··· DATA SHOWN

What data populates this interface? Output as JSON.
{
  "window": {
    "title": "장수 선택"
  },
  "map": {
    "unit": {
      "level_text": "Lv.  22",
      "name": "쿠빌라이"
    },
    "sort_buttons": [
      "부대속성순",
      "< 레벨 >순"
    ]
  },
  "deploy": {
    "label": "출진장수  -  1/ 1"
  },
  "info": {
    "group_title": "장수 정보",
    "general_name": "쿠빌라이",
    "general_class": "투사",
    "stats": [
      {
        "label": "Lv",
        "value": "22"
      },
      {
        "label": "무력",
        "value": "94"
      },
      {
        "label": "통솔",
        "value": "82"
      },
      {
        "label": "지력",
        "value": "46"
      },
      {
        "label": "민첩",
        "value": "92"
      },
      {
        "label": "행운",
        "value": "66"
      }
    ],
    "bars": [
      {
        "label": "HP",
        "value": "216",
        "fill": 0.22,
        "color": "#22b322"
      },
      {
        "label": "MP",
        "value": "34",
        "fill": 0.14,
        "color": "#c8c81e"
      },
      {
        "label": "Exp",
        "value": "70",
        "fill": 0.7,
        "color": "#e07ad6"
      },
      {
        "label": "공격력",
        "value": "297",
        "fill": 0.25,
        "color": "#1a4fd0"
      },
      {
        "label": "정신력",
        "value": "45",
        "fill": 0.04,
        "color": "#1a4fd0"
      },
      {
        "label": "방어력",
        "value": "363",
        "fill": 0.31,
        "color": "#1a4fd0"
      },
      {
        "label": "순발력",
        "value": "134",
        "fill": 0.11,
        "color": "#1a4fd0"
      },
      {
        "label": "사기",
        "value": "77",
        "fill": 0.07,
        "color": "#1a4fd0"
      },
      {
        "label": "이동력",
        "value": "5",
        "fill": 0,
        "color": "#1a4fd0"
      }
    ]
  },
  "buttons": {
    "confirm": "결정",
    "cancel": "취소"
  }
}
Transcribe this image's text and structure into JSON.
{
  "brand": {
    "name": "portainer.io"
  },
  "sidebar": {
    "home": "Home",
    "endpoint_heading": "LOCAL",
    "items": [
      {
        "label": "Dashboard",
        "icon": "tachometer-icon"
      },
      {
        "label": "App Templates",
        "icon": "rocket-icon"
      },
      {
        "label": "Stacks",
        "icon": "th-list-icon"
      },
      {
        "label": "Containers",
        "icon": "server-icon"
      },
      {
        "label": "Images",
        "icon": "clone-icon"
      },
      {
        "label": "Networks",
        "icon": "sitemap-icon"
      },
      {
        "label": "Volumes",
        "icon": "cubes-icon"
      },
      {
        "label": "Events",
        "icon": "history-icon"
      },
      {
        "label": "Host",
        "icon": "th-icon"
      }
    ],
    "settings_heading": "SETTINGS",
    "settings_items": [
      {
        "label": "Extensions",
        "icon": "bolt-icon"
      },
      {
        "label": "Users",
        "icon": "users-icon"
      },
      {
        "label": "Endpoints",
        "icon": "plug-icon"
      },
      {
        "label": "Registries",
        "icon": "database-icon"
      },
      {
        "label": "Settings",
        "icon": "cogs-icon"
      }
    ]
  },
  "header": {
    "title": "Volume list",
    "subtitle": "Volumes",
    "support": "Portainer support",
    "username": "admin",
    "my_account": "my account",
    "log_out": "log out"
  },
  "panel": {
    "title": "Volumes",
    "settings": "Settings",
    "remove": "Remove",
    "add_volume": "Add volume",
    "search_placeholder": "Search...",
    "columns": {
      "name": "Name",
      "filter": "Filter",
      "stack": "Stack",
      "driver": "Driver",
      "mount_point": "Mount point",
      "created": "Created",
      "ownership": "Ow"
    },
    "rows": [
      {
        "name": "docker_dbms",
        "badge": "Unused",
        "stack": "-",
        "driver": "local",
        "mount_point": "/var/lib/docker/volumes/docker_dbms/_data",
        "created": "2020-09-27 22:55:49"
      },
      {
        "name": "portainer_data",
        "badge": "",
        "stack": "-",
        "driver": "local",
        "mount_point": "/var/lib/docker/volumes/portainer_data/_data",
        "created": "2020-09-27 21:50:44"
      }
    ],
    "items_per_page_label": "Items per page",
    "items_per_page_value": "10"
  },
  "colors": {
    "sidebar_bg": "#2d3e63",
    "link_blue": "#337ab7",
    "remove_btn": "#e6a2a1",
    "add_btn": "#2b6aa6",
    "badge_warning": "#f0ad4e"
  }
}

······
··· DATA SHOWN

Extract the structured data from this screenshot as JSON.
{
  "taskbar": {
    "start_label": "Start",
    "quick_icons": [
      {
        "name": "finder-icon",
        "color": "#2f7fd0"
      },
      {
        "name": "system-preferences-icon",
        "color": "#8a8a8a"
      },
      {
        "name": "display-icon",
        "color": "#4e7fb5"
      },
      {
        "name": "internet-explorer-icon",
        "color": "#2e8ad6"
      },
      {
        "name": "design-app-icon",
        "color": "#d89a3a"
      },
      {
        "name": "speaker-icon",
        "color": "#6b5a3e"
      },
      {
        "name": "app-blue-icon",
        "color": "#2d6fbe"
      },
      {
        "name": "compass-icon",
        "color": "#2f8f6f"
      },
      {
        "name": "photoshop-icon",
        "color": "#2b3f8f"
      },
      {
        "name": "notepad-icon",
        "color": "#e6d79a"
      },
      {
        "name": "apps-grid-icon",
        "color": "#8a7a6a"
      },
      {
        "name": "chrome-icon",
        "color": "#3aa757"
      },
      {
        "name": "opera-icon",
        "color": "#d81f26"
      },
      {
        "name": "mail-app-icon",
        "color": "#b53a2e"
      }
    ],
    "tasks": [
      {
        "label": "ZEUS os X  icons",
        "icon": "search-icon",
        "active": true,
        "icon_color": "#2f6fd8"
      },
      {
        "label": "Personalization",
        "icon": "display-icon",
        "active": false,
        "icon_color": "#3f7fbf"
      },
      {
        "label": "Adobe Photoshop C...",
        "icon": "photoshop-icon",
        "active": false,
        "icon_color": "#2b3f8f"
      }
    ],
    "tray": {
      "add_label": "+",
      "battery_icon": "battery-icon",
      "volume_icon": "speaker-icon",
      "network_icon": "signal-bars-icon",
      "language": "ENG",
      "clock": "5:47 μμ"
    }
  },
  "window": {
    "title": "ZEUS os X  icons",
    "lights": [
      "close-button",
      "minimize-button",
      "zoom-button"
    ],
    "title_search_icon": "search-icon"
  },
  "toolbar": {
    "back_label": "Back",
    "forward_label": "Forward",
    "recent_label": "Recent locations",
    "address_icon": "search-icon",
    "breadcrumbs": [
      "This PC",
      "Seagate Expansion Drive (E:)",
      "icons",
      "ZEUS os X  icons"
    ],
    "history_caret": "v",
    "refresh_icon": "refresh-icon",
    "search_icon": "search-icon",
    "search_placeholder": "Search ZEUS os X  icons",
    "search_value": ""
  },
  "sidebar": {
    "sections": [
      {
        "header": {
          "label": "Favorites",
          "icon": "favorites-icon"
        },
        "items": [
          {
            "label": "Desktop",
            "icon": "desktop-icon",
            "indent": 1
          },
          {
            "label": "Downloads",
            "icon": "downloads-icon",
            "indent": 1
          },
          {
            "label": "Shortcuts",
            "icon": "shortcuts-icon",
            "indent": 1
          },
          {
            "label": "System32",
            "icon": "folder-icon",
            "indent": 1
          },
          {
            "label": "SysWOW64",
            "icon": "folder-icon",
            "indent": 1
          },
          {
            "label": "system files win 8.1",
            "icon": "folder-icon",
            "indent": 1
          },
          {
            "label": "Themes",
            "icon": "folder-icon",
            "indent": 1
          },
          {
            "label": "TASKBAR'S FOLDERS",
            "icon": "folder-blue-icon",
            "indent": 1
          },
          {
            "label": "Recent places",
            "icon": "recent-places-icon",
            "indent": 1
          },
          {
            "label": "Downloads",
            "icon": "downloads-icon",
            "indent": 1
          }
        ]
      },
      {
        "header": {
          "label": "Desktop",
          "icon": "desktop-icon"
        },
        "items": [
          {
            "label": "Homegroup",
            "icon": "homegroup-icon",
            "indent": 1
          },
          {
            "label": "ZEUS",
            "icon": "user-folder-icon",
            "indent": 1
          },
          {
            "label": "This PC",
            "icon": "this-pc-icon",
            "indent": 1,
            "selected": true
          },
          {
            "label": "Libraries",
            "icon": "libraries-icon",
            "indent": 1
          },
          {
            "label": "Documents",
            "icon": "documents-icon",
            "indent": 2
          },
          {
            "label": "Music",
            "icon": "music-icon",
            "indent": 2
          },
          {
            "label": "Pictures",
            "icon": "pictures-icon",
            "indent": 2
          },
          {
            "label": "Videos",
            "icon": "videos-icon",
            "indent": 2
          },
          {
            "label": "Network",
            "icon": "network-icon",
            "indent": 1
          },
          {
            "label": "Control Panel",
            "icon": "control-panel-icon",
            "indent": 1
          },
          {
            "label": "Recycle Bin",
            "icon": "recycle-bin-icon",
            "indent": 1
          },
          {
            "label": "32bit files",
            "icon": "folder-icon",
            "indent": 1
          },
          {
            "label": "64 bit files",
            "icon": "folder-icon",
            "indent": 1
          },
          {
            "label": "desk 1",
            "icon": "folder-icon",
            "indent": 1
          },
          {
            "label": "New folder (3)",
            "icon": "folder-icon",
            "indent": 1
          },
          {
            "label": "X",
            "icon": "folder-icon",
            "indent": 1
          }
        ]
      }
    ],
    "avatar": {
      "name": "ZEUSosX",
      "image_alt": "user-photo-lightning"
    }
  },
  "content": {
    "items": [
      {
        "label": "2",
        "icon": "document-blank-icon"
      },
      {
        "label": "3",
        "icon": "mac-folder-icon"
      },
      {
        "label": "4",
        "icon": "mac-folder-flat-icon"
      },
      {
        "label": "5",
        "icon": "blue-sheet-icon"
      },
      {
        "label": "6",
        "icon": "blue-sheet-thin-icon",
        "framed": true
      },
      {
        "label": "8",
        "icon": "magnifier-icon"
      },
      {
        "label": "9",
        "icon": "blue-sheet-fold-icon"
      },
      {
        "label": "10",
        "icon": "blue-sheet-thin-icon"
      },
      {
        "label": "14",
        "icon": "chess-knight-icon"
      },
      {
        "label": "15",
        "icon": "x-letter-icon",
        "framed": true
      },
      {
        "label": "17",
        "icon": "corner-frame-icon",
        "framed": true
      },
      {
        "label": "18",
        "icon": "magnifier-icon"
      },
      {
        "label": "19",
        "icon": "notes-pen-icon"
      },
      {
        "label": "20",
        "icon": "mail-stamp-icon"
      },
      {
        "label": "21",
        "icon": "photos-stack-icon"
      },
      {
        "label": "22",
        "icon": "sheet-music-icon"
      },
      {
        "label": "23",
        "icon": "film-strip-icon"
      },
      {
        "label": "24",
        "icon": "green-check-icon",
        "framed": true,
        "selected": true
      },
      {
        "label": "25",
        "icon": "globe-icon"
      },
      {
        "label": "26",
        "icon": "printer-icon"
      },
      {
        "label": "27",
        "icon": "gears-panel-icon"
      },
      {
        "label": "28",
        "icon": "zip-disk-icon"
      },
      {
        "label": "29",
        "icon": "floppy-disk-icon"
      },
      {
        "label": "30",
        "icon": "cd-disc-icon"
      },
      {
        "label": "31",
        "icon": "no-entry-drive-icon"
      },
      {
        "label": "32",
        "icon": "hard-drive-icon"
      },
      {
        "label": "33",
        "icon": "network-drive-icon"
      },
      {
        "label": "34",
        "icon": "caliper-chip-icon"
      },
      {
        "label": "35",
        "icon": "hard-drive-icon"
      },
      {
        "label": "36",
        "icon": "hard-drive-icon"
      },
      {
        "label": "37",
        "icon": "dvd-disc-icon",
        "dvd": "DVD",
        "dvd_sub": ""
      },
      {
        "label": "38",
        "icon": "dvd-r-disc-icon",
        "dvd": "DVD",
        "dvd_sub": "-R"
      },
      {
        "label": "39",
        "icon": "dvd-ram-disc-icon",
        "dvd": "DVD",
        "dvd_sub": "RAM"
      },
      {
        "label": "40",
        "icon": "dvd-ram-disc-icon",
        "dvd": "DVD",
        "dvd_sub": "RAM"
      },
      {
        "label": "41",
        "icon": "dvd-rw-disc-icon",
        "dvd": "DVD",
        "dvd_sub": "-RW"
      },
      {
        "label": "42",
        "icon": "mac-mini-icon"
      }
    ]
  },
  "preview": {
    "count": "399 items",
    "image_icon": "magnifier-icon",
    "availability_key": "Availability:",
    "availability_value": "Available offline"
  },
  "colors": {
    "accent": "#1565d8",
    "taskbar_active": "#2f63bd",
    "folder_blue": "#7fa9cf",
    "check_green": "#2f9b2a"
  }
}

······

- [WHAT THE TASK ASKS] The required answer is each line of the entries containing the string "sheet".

- [RESULT]
        "icon": "blue-sheet-icon"
        "icon": "blue-sheet-thin-icon",
        "icon": "blue-sheet-fold-icon"
        "icon": "blue-sheet-thin-icon"
        "icon": "sheet-music-icon"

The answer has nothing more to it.